**Assignment:** Set down the data below exactly; pictures stay out.

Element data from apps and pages
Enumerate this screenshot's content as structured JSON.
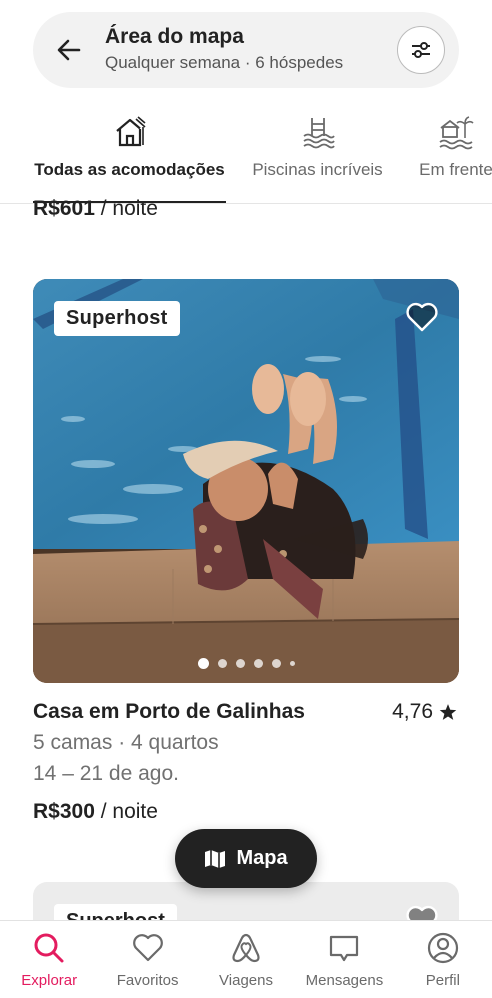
{
  "search": {
    "title": "Área do mapa",
    "subtitle": "Qualquer semana · 6 hóspedes"
  },
  "categories": [
    {
      "label": "Todas as acomodações",
      "icon": "house-icon",
      "active": true
    },
    {
      "label": "Piscinas incríveis",
      "icon": "pool-icon",
      "active": false
    },
    {
      "label": "Em frente",
      "icon": "beachfront-icon",
      "active": false
    }
  ],
  "prev_listing": {
    "price": "R$601",
    "price_unit": " / noite"
  },
  "listing": {
    "badge": "Superhost",
    "title": "Casa em Porto de Galinhas",
    "rating": "4,76",
    "beds": "5 camas · 4 quartos",
    "dates": "14 – 21 de ago.",
    "price": "R$300",
    "price_unit": " / noite",
    "photo_index": 1,
    "photo_count_dots": 6
  },
  "next_listing": {
    "badge": "Superhost"
  },
  "map_button": {
    "label": "Mapa"
  },
  "bottom_nav": [
    {
      "label": "Explorar",
      "icon": "search-icon",
      "active": true
    },
    {
      "label": "Favoritos",
      "icon": "heart-icon",
      "active": false
    },
    {
      "label": "Viagens",
      "icon": "airbnb-logo-icon",
      "active": false
    },
    {
      "label": "Mensagens",
      "icon": "message-icon",
      "active": false
    },
    {
      "label": "Perfil",
      "icon": "profile-icon",
      "active": false
    }
  ],
  "colors": {
    "accent": "#e31c5f",
    "text": "#222222",
    "muted": "#717171"
  }
}
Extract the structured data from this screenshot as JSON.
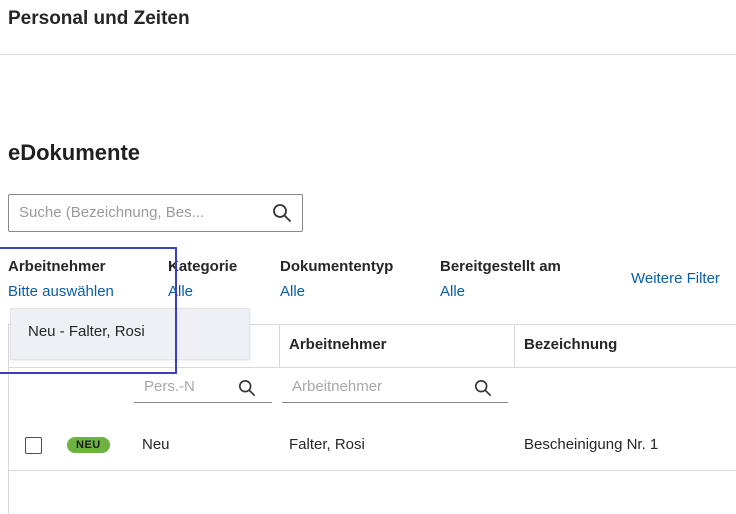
{
  "app": {
    "title": "Personal und Zeiten"
  },
  "section": {
    "title": "eDokumente"
  },
  "search": {
    "placeholder": "Suche (Bezeichnung, Bes..."
  },
  "filters": [
    {
      "label": "Arbeitnehmer",
      "value": "Bitte auswählen"
    },
    {
      "label": "Kategorie",
      "value": "Alle"
    },
    {
      "label": "Dokumententyp",
      "value": "Alle"
    },
    {
      "label": "Bereitgestellt am",
      "value": "Alle"
    }
  ],
  "more_filters": "Weitere Filter",
  "dropdown": {
    "items": [
      "Neu - Falter, Rosi"
    ]
  },
  "table": {
    "columns": [
      "Arbeitnehmer",
      "Bezeichnung"
    ],
    "filter_inputs": {
      "pers_placeholder": "Pers.-N",
      "arbeitnehmer_placeholder": "Arbeitnehmer"
    },
    "rows": [
      {
        "badge": "NEU",
        "pers_nr": "Neu",
        "arbeitnehmer": "Falter, Rosi",
        "bezeichnung": "Bescheinigung Nr. 1"
      }
    ]
  },
  "colors": {
    "link": "#0a5ea8",
    "badge": "#6cb33f",
    "highlight": "#3a3fc0"
  }
}
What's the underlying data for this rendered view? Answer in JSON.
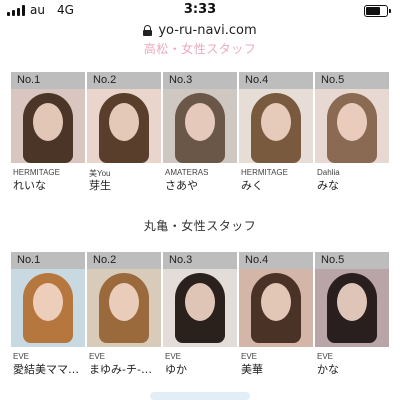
{
  "status_bar": {
    "carrier": "au",
    "network": "4G",
    "time": "3:33",
    "battery_level": 0.75
  },
  "browser": {
    "url": "yo-ru-navi.com"
  },
  "section_top": {
    "title": "高松・女性スタッフ"
  },
  "section_marugame": {
    "title": "丸亀・女性スタッフ"
  },
  "row1": [
    {
      "rank": "No.1",
      "shop": "HERMITAGE",
      "name": "れいな",
      "hair": "#4a3527",
      "bg": "#d9c6c0"
    },
    {
      "rank": "No.2",
      "shop": "美You",
      "name": "芽生",
      "hair": "#5a3e2c",
      "bg": "#e9d5cc"
    },
    {
      "rank": "No.3",
      "shop": "AMATERAS",
      "name": "さあや",
      "hair": "#6b5747",
      "bg": "#cfc8c2"
    },
    {
      "rank": "No.4",
      "shop": "HERMITAGE",
      "name": "みく",
      "hair": "#7a5a3f",
      "bg": "#e5ddd6"
    },
    {
      "rank": "No.5",
      "shop": "Dahlia",
      "name": "みな",
      "hair": "#8a6a52",
      "bg": "#e8d8d2"
    }
  ],
  "row2": [
    {
      "rank": "No.1",
      "shop": "EVE",
      "name": "愛結美ママ…",
      "hair": "#b6773f",
      "bg": "#c8d9e2"
    },
    {
      "rank": "No.2",
      "shop": "EVE",
      "name": "まゆみ-チ-…",
      "hair": "#9a6a3c",
      "bg": "#d8cbb9"
    },
    {
      "rank": "No.3",
      "shop": "EVE",
      "name": "ゆか",
      "hair": "#2b211c",
      "bg": "#e2ddd8"
    },
    {
      "rank": "No.4",
      "shop": "EVE",
      "name": "美華",
      "hair": "#4a3226",
      "bg": "#d4b6a8"
    },
    {
      "rank": "No.5",
      "shop": "EVE",
      "name": "かな",
      "hair": "#2a1f1f",
      "bg": "#b9a4a7"
    }
  ]
}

**Response:**
Enumerate this screenshot's content as structured JSON.
{
  "search": {
    "title": "Área do mapa",
    "subtitle": "Qualquer semana · 6 hóspedes"
  },
  "categories": [
    {
      "label": "Todas as acomodações",
      "icon": "house-icon",
      "active": true
    },
    {
      "label": "Piscinas incríveis",
      "icon": "pool-icon",
      "active": false
    },
    {
      "label": "Em frente",
      "icon": "beachfront-icon",
      "active": false
    }
  ],
  "prev_listing": {
    "price": "R$601",
    "price_unit": " / noite"
  },
  "listing": {
    "badge": "Superhost",
    "title": "Casa em Porto de Galinhas",
    "rating": "4,76",
    "beds": "5 camas · 4 quartos",
    "dates": "14 – 21 de ago.",
    "price": "R$300",
    "price_unit": " / noite",
    "photo_index": 1,
    "photo_count_dots": 6
  },
  "next_listing": {
    "badge": "Superhost"
  },
  "map_button": {
    "label": "Mapa"
  },
  "bottom_nav": [
    {
      "label": "Explorar",
      "icon": "search-icon",
      "active": true
    },
    {
      "label": "Favoritos",
      "icon": "heart-icon",
      "active": false
    },
    {
      "label": "Viagens",
      "icon": "airbnb-logo-icon",
      "active": false
    },
    {
      "label": "Mensagens",
      "icon": "message-icon",
      "active": false
    },
    {
      "label": "Perfil",
      "icon": "profile-icon",
      "active": false
    }
  ],
  "colors": {
    "accent": "#e31c5f",
    "text": "#222222",
    "muted": "#717171"
  }
}
Extract the structured data from this screenshot as JSON.
{
  "app": {
    "title": "Personal und Zeiten"
  },
  "section": {
    "title": "eDokumente"
  },
  "search": {
    "placeholder": "Suche (Bezeichnung, Bes..."
  },
  "filters": [
    {
      "label": "Arbeitnehmer",
      "value": "Bitte auswählen"
    },
    {
      "label": "Kategorie",
      "value": "Alle"
    },
    {
      "label": "Dokumententyp",
      "value": "Alle"
    },
    {
      "label": "Bereitgestellt am",
      "value": "Alle"
    }
  ],
  "more_filters": "Weitere Filter",
  "dropdown": {
    "items": [
      "Neu - Falter, Rosi"
    ]
  },
  "table": {
    "columns": [
      "Arbeitnehmer",
      "Bezeichnung"
    ],
    "filter_inputs": {
      "pers_placeholder": "Pers.-N",
      "arbeitnehmer_placeholder": "Arbeitnehmer"
    },
    "rows": [
      {
        "badge": "NEU",
        "pers_nr": "Neu",
        "arbeitnehmer": "Falter, Rosi",
        "bezeichnung": "Bescheinigung Nr. 1"
      }
    ]
  },
  "colors": {
    "link": "#0a5ea8",
    "badge": "#6cb33f",
    "highlight": "#3a3fc0"
  }
}
What's the underlying data for this rendered view? Answer in JSON.
{
  "status_bar": {
    "carrier": "au",
    "network": "4G",
    "time": "3:33",
    "battery_level": 0.75
  },
  "browser": {
    "url": "yo-ru-navi.com"
  },
  "section_top": {
    "title": "高松・女性スタッフ"
  },
  "section_marugame": {
    "title": "丸亀・女性スタッフ"
  },
  "row1": [
    {
      "rank": "No.1",
      "shop": "HERMITAGE",
      "name": "れいな",
      "hair": "#4a3527",
      "bg": "#d9c6c0"
    },
    {
      "rank": "No.2",
      "shop": "美You",
      "name": "芽生",
      "hair": "#5a3e2c",
      "bg": "#e9d5cc"
    },
    {
      "rank": "No.3",
      "shop": "AMATERAS",
      "name": "さあや",
      "hair": "#6b5747",
      "bg": "#cfc8c2"
    },
    {
      "rank": "No.4",
      "shop": "HERMITAGE",
      "name": "みく",
      "hair": "#7a5a3f",
      "bg": "#e5ddd6"
    },
    {
      "rank": "No.5",
      "shop": "Dahlia",
      "name": "みな",
      "hair": "#8a6a52",
      "bg": "#e8d8d2"
    }
  ],
  "row2": [
    {
      "rank": "No.1",
      "shop": "EVE",
      "name": "愛結美ママ…",
      "hair": "#b6773f",
      "bg": "#c8d9e2"
    },
    {
      "rank": "No.2",
      "shop": "EVE",
      "name": "まゆみ-チ-…",
      "hair": "#9a6a3c",
      "bg": "#d8cbb9"
    },
    {
      "rank": "No.3",
      "shop": "EVE",
      "name": "ゆか",
      "hair": "#2b211c",
      "bg": "#e2ddd8"
    },
    {
      "rank": "No.4",
      "shop": "EVE",
      "name": "美華",
      "hair": "#4a3226",
      "bg": "#d4b6a8"
    },
    {
      "rank": "No.5",
      "shop": "EVE",
      "name": "かな",
      "hair": "#2a1f1f",
      "bg": "#b9a4a7"
    }
  ]
}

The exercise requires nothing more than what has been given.